Line by line, copy out the data below exactly.
Start of Exercise data
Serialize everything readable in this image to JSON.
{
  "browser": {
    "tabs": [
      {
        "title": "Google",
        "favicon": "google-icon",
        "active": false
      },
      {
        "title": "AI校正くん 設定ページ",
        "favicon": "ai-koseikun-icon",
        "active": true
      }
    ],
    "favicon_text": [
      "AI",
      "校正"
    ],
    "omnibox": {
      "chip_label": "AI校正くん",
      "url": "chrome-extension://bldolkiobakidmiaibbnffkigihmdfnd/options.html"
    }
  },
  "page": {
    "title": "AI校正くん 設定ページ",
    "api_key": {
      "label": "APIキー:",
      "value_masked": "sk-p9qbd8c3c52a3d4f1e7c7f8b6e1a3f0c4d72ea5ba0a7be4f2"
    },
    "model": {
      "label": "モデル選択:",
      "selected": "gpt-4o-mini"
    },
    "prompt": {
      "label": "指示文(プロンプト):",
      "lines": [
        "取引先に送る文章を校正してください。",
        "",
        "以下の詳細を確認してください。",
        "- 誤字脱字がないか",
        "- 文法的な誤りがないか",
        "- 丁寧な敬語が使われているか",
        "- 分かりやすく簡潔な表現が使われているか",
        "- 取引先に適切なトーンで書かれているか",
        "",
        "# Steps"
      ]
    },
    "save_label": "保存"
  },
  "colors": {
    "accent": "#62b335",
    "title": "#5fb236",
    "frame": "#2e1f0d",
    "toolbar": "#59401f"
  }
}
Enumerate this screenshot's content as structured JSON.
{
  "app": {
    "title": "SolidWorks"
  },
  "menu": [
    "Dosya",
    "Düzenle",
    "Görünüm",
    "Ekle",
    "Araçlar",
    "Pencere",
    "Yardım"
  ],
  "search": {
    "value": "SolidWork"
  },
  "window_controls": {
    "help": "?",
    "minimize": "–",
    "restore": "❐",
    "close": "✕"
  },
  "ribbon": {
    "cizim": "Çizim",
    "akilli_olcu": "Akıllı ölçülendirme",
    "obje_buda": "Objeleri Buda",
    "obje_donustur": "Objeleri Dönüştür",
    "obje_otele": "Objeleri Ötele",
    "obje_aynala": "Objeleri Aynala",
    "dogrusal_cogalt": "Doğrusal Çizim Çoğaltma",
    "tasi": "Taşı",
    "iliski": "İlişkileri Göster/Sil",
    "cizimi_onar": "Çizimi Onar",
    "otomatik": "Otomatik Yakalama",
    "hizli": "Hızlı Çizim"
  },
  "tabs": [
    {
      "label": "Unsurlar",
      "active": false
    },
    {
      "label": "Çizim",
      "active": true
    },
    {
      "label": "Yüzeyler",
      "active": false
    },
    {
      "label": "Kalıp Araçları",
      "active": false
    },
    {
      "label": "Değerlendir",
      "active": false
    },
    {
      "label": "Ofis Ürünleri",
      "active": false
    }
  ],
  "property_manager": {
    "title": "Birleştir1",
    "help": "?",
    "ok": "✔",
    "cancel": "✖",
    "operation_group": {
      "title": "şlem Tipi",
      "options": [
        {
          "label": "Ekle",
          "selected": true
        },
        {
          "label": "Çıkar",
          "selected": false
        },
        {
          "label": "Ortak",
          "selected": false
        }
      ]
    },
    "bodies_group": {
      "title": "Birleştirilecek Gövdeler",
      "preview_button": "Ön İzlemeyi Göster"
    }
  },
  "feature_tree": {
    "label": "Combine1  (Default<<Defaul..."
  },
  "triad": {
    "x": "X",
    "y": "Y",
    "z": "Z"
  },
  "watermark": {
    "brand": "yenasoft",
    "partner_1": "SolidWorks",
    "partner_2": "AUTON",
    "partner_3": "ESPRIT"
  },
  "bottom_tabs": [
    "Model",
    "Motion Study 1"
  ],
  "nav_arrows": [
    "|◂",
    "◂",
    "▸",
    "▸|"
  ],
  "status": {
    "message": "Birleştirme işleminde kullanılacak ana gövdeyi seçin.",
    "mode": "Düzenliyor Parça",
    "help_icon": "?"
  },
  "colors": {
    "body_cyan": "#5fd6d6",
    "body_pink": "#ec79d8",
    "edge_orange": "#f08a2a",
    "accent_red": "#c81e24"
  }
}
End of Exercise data
**Result of this task:**
Serialize everything readable in this image to JSON.
{
  "browser": {
    "tabs": [
      {
        "title": "Google",
        "favicon": "google-icon",
        "active": false
      },
      {
        "title": "AI校正くん 設定ページ",
        "favicon": "ai-koseikun-icon",
        "active": true
      }
    ],
    "favicon_text": [
      "AI",
      "校正"
    ],
    "omnibox": {
      "chip_label": "AI校正くん",
      "url": "chrome-extension://bldolkiobakidmiaibbnffkigihmdfnd/options.html"
    }
  },
  "page": {
    "title": "AI校正くん 設定ページ",
    "api_key": {
      "label": "APIキー:",
      "value_masked": "sk-p9qbd8c3c52a3d4f1e7c7f8b6e1a3f0c4d72ea5ba0a7be4f2"
    },
    "model": {
      "label": "モデル選択:",
      "selected": "gpt-4o-mini"
    },
    "prompt": {
      "label": "指示文(プロンプト):",
      "lines": [
        "取引先に送る文章を校正してください。",
        "",
        "以下の詳細を確認してください。",
        "- 誤字脱字がないか",
        "- 文法的な誤りがないか",
        "- 丁寧な敬語が使われているか",
        "- 分かりやすく簡潔な表現が使われているか",
        "- 取引先に適切なトーンで書かれているか",
        "",
        "# Steps"
      ]
    },
    "save_label": "保存"
  },
  "colors": {
    "accent": "#62b335",
    "title": "#5fb236",
    "frame": "#2e1f0d",
    "toolbar": "#59401f"
  }
}
Enumerate this screenshot's content as structured JSON.
{
  "app": {
    "title": "SolidWorks"
  },
  "menu": [
    "Dosya",
    "Düzenle",
    "Görünüm",
    "Ekle",
    "Araçlar",
    "Pencere",
    "Yardım"
  ],
  "search": {
    "value": "SolidWork"
  },
  "window_controls": {
    "help": "?",
    "minimize": "–",
    "restore": "❐",
    "close": "✕"
  },
  "ribbon": {
    "cizim": "Çizim",
    "akilli_olcu": "Akıllı ölçülendirme",
    "obje_buda": "Objeleri Buda",
    "obje_donustur": "Objeleri Dönüştür",
    "obje_otele": "Objeleri Ötele",
    "obje_aynala": "Objeleri Aynala",
    "dogrusal_cogalt": "Doğrusal Çizim Çoğaltma",
    "tasi": "Taşı",
    "iliski": "İlişkileri Göster/Sil",
    "cizimi_onar": "Çizimi Onar",
    "otomatik": "Otomatik Yakalama",
    "hizli": "Hızlı Çizim"
  },
  "tabs": [
    {
      "label": "Unsurlar",
      "active": false
    },
    {
      "label": "Çizim",
      "active": true
    },
    {
      "label": "Yüzeyler",
      "active": false
    },
    {
      "label": "Kalıp Araçları",
      "active": false
    },
    {
      "label": "Değerlendir",
      "active": false
    },
    {
      "label": "Ofis Ürünleri",
      "active": false
    }
  ],
  "property_manager": {
    "title": "Birleştir1",
    "help": "?",
    "ok": "✔",
    "cancel": "✖",
    "operation_group": {
      "title": "şlem Tipi",
      "options": [
        {
          "label": "Ekle",
          "selected": true
        },
        {
          "label": "Çıkar",
          "selected": false
        },
        {
          "label": "Ortak",
          "selected": false
        }
      ]
    },
    "bodies_group": {
      "title": "Birleştirilecek Gövdeler",
      "preview_button": "Ön İzlemeyi Göster"
    }
  },
  "feature_tree": {
    "label": "Combine1  (Default<<Defaul..."
  },
  "triad": {
    "x": "X",
    "y": "Y",
    "z": "Z"
  },
  "watermark": {
    "brand": "yenasoft",
    "partner_1": "SolidWorks",
    "partner_2": "AUTON",
    "partner_3": "ESPRIT"
  },
  "bottom_tabs": [
    "Model",
    "Motion Study 1"
  ],
  "nav_arrows": [
    "|◂",
    "◂",
    "▸",
    "▸|"
  ],
  "status": {
    "message": "Birleştirme işleminde kullanılacak ana gövdeyi seçin.",
    "mode": "Düzenliyor Parça",
    "help_icon": "?"
  },
  "colors": {
    "body_cyan": "#5fd6d6",
    "body_pink": "#ec79d8",
    "edge_orange": "#f08a2a",
    "accent_red": "#c81e24"
  }
}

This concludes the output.